◆ What to do: Return a copy of every line in the data below that contains "type".

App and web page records
****************
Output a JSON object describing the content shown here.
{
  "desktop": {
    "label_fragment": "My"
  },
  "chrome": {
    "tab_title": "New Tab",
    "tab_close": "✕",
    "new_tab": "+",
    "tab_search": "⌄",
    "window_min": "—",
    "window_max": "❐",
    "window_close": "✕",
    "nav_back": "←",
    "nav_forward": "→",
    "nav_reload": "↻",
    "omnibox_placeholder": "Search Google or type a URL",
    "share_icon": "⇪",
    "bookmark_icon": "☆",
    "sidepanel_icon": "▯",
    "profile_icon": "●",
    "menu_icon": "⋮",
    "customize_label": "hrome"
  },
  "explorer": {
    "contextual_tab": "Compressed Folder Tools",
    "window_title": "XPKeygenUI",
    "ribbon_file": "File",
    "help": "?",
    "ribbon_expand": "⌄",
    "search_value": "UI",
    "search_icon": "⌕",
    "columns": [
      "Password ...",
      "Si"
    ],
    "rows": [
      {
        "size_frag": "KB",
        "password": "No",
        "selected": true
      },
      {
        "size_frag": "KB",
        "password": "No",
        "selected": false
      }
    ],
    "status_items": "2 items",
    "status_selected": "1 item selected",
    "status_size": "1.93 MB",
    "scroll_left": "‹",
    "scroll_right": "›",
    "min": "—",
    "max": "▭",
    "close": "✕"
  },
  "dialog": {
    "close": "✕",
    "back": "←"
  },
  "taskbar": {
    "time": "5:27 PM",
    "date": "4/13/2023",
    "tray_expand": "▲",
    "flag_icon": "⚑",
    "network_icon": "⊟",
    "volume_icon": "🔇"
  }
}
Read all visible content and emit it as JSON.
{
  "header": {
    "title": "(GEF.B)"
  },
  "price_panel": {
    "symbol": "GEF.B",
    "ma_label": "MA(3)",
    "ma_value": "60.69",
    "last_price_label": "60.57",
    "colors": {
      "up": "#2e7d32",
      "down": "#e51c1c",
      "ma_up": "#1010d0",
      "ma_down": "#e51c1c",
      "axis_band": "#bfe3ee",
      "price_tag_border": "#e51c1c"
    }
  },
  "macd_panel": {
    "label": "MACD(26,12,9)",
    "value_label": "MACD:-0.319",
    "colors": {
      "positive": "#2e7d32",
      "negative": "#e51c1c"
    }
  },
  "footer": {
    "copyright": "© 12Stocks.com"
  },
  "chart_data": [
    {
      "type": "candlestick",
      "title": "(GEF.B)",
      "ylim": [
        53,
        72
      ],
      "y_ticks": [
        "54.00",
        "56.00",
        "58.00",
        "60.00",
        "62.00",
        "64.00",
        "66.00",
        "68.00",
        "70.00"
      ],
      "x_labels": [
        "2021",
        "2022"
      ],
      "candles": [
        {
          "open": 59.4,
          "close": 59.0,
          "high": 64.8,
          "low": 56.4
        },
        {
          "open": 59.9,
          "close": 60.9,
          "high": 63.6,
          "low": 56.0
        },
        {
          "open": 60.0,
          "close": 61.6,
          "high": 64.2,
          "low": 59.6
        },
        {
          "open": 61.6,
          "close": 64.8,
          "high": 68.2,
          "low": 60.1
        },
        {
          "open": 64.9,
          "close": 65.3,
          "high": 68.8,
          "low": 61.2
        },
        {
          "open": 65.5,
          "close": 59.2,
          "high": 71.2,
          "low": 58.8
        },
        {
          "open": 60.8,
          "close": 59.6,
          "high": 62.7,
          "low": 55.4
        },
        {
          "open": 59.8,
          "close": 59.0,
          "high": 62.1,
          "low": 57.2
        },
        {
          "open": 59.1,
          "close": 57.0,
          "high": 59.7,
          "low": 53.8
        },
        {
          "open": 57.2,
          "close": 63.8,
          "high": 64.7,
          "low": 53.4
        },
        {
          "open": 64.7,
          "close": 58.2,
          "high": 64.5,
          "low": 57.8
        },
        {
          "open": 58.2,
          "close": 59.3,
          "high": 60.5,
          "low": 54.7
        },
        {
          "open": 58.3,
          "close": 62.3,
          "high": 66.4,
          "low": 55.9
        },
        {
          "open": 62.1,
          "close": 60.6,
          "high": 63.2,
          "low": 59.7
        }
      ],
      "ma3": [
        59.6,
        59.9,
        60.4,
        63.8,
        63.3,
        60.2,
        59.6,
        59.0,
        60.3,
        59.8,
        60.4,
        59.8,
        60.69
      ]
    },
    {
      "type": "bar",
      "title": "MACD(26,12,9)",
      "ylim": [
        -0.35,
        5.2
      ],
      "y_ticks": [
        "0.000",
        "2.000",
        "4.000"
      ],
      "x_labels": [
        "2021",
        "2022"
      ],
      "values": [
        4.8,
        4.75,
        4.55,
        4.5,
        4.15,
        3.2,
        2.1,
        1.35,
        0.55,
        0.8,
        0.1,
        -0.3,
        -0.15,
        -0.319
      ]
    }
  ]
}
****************
◆ Finished task:
    "omnibox_placeholder": "Search Google or type a URL",
      "type": "candlestick",
      "type": "bar",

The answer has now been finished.